Be intentional with your prayers, asking God to give you opportunities to share your faith with friends, family, neighbors, or even strangers.
Think of specific people in your life and pray that God would bring them closer to himself this Christmas. Pray for wisdom and discernment for yourself in knowing how best to love them.
Start with Service
Again we follow Christ’s example: he healed the sick, fed the hungry, and gave hope to the broken. He didn’t just preach a message, but met physical, emotional, and spiritual needs.
It can be easy to forget amidst all the Christmas cheer that many people are truly hurting at this time of year, whether visibly or beneath the surface.
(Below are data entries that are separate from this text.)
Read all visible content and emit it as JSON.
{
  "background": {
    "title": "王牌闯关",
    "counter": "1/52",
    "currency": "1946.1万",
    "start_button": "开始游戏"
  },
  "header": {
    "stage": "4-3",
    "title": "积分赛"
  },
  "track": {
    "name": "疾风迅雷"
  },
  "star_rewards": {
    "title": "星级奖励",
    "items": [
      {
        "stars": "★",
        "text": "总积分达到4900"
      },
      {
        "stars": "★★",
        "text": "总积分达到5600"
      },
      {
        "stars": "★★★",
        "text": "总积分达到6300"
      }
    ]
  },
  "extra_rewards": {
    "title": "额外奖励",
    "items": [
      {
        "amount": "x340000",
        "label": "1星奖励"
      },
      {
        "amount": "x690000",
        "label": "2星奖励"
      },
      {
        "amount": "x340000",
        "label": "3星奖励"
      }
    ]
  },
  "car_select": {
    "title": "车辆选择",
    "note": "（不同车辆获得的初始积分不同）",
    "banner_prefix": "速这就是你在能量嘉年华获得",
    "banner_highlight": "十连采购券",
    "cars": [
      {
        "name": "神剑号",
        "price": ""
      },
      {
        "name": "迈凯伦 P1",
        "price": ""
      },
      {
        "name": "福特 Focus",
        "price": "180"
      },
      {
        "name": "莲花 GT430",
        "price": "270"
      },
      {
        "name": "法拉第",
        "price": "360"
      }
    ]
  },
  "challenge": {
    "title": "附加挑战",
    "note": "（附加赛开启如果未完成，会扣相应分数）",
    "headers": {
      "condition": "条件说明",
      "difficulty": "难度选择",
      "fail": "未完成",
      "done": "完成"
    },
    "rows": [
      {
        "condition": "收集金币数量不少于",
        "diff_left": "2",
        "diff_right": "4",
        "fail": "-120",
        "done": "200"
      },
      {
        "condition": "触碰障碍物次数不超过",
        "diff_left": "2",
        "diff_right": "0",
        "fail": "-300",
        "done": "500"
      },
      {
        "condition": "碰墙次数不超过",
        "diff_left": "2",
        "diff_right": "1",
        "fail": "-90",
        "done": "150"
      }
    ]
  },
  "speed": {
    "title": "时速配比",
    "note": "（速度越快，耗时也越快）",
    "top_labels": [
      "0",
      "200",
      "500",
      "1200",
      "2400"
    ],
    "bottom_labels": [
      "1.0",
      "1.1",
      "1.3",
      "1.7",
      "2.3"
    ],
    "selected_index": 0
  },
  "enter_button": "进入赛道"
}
Consider how you can love the people around you and help meet their needs this Christmas.
That can take many forms, whether volunteering with an organization that helps the homeless, or dropping of some fresh baking at your neighbors’ or offering to shovel their driveway.
It’s a lot easier to believe that Jesus loves you when one of his followers has shown that love to you.
Be Open to Opportunities
You don’t have to go far to find Jesus at Christmas, so opportunities to share your faith can come up at almost any time. A spiritual conversation can stem from a simple question — asking how someone is planning to celebrate Christmas, for example — or something entirely unexpected.
A friend, family member, or neighbor who has previously shown no interest in church may be open to attending a Christmas Eve service in person or online. They may just be waiting for an invitation.
If you watch Christmas specials with your family, a conversation could be sparked by Linus' reciting of Luke 2:8-14 in A Charlie Brown Christmas, as he lays aside his security blanket to share the true meaning of Christmas.
Just be ready to listen, ask questions, and find out where they’re coming from.
Move Beyond the Manger
So much of the focus at Christmas time is on the baby Jesus, lying in a manger.
That’s a great starting point for the gospel, but it’s important that the conversation doesn’t stop there. People need to know who he is, why he came, what he accomplished through his death, resurrection and ascension, and how they can follow him and be transformed by him.
Give it to God
Here’s some more good news about the good news: it’s not all up to you.
It can be easy to feel discouraged when it comes to evangelism. All our efforts can seem fruitless at times. But, the Bible is clear on this: we can’t save people. God does that.
It’s also important to know when to step back. Some people won’t be interested in engaging in a spiritual conversation at Christmas for various reasons. We are called to share the good news with those who want to hear it, not force people to hear it whether they want to or not.
But by taking the time to serve and love someone at Christmas, a seed can be planted. We might not even be the ones that see that seed grow, but God is in control and can do amazing things, things that we can’t even begin to imagine.
This doesn’t mean that we share the gospel once and give up. This doesn’t mean that once Christmas is over we go back to living in a Christian bubble, far removed from those who need Jesus. We must continue to serve those around us all year, building relationships, and both living and preaching the gospel as God gives us the opportunities to do so.
Evangelism shouldn’t stop at Christmas.